Directions for this task: Determine how many lines in the entries contain the word "title", and give that number with no other text.

Content starts

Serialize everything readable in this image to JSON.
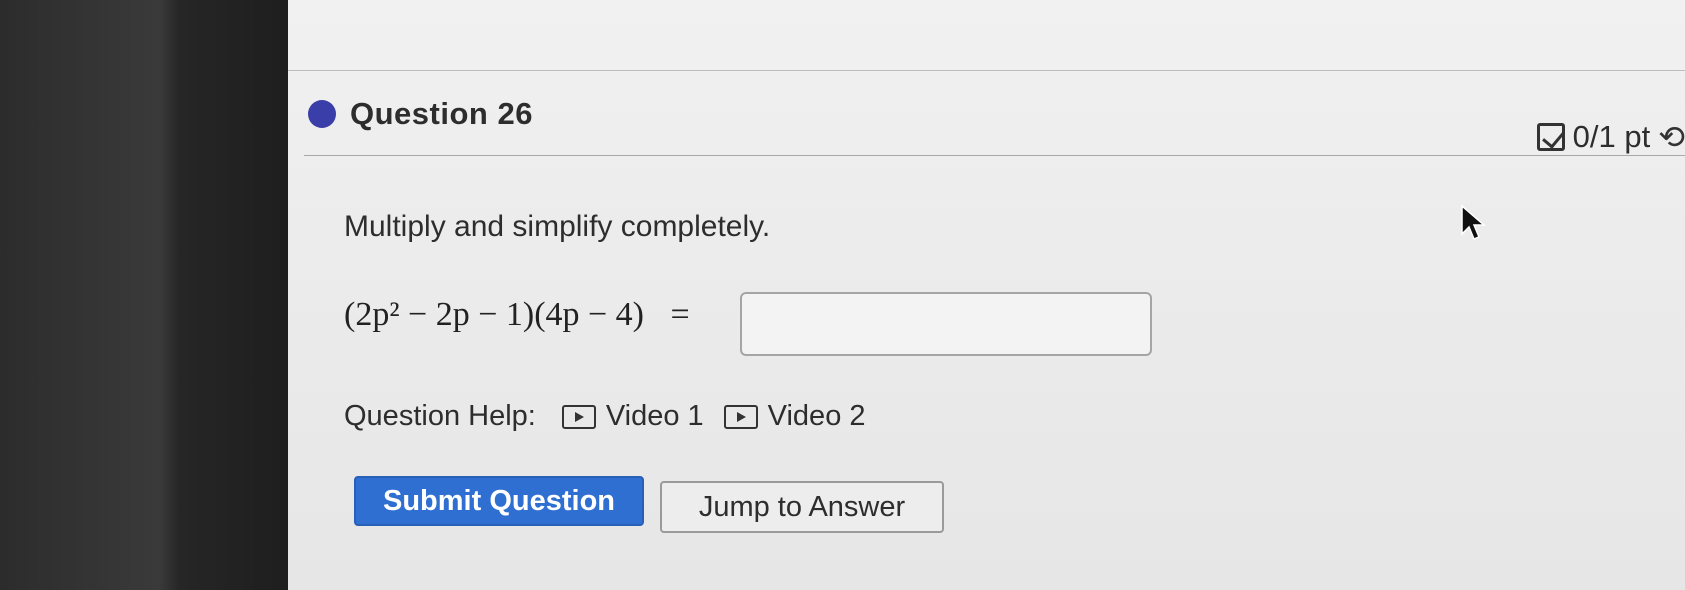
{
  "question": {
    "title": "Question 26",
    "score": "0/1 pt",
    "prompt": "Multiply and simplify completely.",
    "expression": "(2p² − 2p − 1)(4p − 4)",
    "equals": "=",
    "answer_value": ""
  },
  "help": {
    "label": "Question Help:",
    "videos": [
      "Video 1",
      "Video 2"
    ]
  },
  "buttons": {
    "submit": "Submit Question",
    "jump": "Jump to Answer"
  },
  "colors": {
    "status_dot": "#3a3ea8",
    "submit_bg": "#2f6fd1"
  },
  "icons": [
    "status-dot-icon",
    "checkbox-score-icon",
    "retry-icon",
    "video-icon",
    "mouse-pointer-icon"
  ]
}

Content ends
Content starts

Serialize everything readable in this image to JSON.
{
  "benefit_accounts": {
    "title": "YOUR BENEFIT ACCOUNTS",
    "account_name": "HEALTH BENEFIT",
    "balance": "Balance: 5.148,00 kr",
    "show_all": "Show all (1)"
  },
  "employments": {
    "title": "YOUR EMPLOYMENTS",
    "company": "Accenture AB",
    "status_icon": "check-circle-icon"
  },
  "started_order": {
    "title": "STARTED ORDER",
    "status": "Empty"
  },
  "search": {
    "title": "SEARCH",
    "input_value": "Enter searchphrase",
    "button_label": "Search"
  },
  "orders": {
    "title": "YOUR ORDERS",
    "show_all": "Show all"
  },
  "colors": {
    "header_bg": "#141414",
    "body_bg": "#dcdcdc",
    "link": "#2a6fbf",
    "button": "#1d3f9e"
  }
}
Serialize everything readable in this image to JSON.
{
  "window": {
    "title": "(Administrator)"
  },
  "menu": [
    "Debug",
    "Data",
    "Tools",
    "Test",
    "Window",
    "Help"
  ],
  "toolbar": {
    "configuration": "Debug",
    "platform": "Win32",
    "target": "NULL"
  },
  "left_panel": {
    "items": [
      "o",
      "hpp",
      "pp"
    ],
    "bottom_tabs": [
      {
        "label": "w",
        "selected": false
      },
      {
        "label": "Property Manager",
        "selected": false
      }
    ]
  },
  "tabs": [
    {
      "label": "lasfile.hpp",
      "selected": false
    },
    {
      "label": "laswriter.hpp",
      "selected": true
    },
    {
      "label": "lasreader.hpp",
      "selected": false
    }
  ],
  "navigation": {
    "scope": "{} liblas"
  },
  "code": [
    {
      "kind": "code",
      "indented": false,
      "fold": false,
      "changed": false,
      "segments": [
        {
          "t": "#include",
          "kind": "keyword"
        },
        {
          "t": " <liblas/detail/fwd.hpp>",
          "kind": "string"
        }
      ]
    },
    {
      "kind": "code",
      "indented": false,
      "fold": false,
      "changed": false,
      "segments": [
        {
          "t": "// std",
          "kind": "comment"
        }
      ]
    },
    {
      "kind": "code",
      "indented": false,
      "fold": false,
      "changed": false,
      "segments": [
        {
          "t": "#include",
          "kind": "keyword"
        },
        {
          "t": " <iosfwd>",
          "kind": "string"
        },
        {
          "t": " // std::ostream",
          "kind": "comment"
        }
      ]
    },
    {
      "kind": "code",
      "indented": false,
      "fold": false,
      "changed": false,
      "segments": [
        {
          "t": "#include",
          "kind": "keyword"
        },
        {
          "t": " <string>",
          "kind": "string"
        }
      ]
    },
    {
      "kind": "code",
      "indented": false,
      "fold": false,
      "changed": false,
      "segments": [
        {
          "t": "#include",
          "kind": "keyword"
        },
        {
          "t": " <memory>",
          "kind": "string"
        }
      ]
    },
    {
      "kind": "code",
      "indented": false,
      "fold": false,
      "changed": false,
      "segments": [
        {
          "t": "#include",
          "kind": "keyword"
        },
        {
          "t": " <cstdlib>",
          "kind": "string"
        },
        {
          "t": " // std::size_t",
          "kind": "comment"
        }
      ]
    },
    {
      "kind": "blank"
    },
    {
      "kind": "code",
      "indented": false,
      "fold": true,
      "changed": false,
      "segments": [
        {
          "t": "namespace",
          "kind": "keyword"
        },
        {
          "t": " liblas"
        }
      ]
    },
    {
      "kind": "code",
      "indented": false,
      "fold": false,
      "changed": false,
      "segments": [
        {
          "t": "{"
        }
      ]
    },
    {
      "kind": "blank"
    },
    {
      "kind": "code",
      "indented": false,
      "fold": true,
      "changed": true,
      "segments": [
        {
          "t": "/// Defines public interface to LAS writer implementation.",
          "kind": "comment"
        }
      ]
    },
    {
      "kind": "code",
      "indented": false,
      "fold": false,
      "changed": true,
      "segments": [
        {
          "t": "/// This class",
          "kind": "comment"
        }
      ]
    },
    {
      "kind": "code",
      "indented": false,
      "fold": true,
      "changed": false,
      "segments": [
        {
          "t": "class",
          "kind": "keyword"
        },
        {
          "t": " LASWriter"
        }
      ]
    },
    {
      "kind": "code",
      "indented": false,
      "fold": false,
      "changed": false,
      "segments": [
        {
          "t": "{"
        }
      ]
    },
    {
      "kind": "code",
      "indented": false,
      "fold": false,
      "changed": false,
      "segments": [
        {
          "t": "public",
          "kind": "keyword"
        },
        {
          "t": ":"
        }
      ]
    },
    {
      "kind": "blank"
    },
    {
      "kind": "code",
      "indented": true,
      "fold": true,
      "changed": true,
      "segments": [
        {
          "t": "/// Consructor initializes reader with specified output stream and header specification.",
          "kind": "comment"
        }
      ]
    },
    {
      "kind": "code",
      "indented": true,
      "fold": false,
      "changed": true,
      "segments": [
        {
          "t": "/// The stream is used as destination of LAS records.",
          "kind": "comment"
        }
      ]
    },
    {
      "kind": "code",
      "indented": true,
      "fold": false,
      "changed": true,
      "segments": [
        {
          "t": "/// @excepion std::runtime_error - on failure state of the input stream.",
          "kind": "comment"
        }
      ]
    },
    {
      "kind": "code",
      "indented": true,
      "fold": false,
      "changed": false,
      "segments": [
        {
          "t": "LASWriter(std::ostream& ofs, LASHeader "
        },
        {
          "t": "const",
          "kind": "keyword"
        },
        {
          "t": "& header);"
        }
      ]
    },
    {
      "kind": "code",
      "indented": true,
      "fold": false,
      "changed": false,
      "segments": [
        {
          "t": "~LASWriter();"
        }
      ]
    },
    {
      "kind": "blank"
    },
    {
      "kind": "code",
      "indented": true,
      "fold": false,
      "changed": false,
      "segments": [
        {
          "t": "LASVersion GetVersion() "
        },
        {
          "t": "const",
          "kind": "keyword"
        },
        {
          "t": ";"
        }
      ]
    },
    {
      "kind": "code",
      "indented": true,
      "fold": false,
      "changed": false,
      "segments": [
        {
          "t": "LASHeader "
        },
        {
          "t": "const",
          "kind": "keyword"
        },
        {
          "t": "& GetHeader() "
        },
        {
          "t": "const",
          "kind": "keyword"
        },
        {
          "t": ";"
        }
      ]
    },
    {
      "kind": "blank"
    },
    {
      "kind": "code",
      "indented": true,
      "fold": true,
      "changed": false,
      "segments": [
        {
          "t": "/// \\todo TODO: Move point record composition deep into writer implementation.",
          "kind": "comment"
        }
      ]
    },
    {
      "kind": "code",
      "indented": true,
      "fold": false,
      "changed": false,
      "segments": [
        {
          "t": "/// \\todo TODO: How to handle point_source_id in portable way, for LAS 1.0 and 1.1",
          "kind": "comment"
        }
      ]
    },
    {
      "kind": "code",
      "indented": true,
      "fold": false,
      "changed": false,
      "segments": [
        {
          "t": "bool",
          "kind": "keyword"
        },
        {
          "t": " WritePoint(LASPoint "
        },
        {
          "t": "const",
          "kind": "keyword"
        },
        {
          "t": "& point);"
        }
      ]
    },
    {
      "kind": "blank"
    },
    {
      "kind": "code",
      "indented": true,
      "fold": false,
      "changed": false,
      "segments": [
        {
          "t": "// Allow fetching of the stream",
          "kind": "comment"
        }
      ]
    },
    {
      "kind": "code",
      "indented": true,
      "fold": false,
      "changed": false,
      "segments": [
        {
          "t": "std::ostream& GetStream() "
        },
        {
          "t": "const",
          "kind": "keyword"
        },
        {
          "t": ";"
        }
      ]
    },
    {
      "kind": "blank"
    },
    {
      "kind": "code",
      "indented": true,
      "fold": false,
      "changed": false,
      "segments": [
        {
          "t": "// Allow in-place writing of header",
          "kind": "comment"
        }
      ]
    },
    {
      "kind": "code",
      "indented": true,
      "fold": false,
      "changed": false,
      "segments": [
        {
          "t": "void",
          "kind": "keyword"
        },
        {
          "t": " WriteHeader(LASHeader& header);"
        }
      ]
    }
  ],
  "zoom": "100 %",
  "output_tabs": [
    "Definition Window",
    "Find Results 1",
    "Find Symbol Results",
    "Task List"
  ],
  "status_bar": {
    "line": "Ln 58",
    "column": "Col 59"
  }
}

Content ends

Answer box: 7